Items from an interface collection
▼

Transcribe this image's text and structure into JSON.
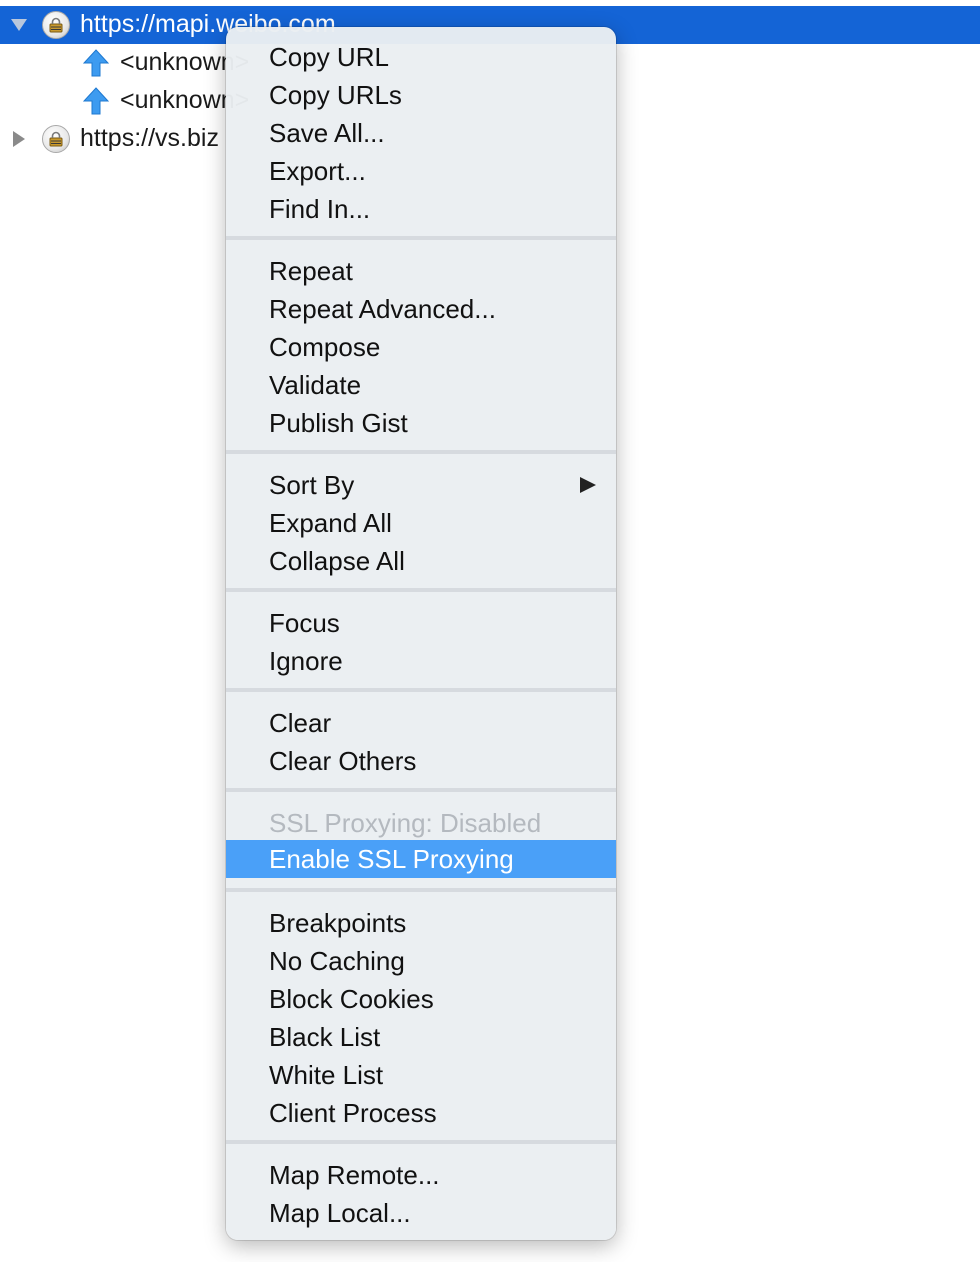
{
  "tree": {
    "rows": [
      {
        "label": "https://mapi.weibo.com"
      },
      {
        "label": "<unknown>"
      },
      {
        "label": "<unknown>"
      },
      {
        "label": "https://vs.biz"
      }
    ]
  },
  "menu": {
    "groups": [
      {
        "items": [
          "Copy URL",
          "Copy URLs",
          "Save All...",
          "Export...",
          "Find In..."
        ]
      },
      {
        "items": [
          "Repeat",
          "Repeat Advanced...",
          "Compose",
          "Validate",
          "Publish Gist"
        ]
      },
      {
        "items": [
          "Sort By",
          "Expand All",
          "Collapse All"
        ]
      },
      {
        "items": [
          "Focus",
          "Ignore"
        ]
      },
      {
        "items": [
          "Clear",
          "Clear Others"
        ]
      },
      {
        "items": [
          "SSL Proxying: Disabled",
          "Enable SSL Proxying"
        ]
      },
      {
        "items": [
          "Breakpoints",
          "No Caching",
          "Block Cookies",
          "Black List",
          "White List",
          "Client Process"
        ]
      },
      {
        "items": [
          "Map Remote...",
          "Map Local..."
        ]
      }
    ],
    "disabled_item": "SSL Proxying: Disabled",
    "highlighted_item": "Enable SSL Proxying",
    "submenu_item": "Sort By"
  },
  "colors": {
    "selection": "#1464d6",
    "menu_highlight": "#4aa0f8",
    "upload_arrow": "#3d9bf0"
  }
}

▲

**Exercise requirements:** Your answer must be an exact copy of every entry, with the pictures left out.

**Response box:**
Transcribe this image's text and structure into JSON.
{
  "tree": {
    "rows": [
      {
        "label": "https://mapi.weibo.com"
      },
      {
        "label": "<unknown>"
      },
      {
        "label": "<unknown>"
      },
      {
        "label": "https://vs.biz"
      }
    ]
  },
  "menu": {
    "groups": [
      {
        "items": [
          "Copy URL",
          "Copy URLs",
          "Save All...",
          "Export...",
          "Find In..."
        ]
      },
      {
        "items": [
          "Repeat",
          "Repeat Advanced...",
          "Compose",
          "Validate",
          "Publish Gist"
        ]
      },
      {
        "items": [
          "Sort By",
          "Expand All",
          "Collapse All"
        ]
      },
      {
        "items": [
          "Focus",
          "Ignore"
        ]
      },
      {
        "items": [
          "Clear",
          "Clear Others"
        ]
      },
      {
        "items": [
          "SSL Proxying: Disabled",
          "Enable SSL Proxying"
        ]
      },
      {
        "items": [
          "Breakpoints",
          "No Caching",
          "Block Cookies",
          "Black List",
          "White List",
          "Client Process"
        ]
      },
      {
        "items": [
          "Map Remote...",
          "Map Local..."
        ]
      }
    ],
    "disabled_item": "SSL Proxying: Disabled",
    "highlighted_item": "Enable SSL Proxying",
    "submenu_item": "Sort By"
  },
  "colors": {
    "selection": "#1464d6",
    "menu_highlight": "#4aa0f8",
    "upload_arrow": "#3d9bf0"
  }
}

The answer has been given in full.